Bullfighters at rodeos are not rodeo clowns – they are strictly there to protect the bull riders.
“What we do in cowboy protection is that we work rodeos and during bull ridings when the bull rider falls off the bull we step in and distract the bull or do what we have to do with the bull so the bull rider can be safe and away from the bull,” he said. “We are strictly business, we don’t tell jokes, we don’t entertain the crowd in any way except maybe our athleticism and creativity protecting the bull riders. The rodeo clowns, they have the barrel, they tell the jokes, they interact with the crowd. It is a separate deal.”
The pinnacle of this endeavor is the satisfaction he gets from protecting the bull riders, including those that compete at high school rodeos.
The other side of his vocation is the American freestyle bullfighting, which is not the same kind of bullfighting that originated in Spain and is practiced elsewhere. With Spanish bullfighting, the bulls are stabbed and killed.
“The style we do here in America is completely different,” Fenstermaker said. “We think of it more as a dance. You compete as one, you against the bull, for either 30 seconds or 45 seconds, just jumping over them, running around them, kind of just spicing up your interaction with the bull. In that, you are competing against other bullfighters. Everybody has their own bull and you kind of do unique, creative aspects to just get the highest score possible.”
There are some who solely make a living pursuing these dual, compatible activities. Before the coronavirus hit, Fenstermaker had planned this summer, after earning his degree, to pursue his passion full time, hitting bigger competitions and bigger purses at events further south in states like Texas and Oklahoma.
He still plans to give full-time bullfighting a try, and also plans to combine it with “western sports marketing,” using his bachelor’s and MBA degrees from ISU. He plans to pursue his MBA at ISU either this fall, or he may wait to begin it next spring after taking some graphic design courses.

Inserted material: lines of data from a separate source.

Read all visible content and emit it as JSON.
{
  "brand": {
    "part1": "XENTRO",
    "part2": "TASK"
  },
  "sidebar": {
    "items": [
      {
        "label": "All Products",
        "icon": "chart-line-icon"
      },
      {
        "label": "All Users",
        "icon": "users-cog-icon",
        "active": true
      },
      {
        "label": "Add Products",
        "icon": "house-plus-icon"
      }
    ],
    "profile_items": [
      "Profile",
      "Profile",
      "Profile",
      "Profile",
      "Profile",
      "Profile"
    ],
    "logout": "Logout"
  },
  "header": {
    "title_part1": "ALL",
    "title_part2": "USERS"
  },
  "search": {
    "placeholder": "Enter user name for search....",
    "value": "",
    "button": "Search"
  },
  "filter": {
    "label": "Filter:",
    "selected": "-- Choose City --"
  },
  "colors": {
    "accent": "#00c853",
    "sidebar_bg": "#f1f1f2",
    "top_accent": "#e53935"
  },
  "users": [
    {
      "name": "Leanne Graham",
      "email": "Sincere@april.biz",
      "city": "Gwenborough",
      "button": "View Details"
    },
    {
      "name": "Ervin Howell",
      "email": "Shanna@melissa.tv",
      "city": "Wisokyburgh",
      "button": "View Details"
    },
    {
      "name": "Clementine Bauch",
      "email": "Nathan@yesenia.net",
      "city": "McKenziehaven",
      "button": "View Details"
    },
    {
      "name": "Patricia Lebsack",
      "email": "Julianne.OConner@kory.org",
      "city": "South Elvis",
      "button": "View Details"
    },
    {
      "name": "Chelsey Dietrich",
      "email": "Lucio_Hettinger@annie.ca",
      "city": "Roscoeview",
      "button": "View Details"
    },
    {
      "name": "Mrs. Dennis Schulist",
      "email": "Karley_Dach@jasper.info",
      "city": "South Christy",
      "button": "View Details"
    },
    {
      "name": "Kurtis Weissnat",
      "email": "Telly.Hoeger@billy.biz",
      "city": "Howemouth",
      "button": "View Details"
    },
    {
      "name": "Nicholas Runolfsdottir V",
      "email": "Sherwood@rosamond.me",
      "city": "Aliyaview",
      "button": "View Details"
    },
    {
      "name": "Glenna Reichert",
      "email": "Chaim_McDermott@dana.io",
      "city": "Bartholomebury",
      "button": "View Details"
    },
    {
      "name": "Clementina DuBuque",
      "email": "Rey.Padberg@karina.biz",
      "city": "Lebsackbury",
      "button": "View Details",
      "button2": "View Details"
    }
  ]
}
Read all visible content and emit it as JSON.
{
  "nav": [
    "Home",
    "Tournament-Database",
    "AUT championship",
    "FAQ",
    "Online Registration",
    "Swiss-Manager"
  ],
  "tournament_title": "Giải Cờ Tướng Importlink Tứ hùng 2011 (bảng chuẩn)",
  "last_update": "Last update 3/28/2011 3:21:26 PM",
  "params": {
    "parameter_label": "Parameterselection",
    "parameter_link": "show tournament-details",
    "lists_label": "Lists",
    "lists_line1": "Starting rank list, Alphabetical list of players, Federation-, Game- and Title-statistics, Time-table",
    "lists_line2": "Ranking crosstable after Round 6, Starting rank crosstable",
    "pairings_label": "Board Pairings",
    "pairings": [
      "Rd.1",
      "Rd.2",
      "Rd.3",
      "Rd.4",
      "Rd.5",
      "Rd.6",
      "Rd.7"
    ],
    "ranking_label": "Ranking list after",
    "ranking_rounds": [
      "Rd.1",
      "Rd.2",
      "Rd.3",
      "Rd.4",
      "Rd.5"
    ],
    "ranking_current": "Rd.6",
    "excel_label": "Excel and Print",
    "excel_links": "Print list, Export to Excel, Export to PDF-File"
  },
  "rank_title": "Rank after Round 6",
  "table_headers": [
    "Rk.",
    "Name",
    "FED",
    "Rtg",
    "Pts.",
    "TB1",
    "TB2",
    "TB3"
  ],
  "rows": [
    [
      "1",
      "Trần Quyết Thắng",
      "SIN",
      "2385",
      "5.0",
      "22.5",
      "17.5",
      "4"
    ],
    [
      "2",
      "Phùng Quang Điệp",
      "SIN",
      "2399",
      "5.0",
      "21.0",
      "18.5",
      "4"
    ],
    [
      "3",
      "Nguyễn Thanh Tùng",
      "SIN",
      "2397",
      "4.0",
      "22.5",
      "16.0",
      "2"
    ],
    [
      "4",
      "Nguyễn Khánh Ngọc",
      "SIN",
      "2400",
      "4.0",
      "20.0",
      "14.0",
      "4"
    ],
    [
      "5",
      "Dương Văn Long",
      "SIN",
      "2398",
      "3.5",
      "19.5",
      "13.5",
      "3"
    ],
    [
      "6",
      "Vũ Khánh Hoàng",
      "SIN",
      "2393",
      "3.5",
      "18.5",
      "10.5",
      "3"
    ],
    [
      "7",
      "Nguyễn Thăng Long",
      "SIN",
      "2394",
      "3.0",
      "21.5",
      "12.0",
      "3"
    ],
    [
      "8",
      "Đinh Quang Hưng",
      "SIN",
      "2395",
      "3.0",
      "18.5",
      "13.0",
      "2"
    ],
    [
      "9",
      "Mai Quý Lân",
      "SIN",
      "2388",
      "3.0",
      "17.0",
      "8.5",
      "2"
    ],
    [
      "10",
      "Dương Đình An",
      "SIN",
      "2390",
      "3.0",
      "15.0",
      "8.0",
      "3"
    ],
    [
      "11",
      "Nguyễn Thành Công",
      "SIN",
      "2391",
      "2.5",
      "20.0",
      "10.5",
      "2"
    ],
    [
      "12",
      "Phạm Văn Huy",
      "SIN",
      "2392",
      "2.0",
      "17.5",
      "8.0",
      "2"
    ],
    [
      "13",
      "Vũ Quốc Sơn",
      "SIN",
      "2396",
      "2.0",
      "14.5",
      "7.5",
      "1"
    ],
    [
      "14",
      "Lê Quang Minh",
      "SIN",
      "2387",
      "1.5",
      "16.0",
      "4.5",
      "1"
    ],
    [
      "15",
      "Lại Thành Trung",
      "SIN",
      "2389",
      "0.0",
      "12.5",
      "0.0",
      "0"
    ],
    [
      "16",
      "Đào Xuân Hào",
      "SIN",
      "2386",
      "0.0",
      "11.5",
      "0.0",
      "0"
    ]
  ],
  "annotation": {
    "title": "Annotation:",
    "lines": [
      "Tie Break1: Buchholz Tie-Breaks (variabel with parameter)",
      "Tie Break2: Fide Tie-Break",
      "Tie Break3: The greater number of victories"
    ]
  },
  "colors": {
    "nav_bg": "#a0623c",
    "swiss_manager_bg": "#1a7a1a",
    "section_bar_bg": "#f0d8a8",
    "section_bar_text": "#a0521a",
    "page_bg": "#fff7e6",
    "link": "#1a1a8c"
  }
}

“With the virus hitting it was definitely nice to have a full-time job to fall back to,” he said. “There are guys out there that definitely make a living just strictly doing this, traveling, and it is definitely a goal of mine in the near future. Especially with marketing being my degree, I think I should be able to travel very well.”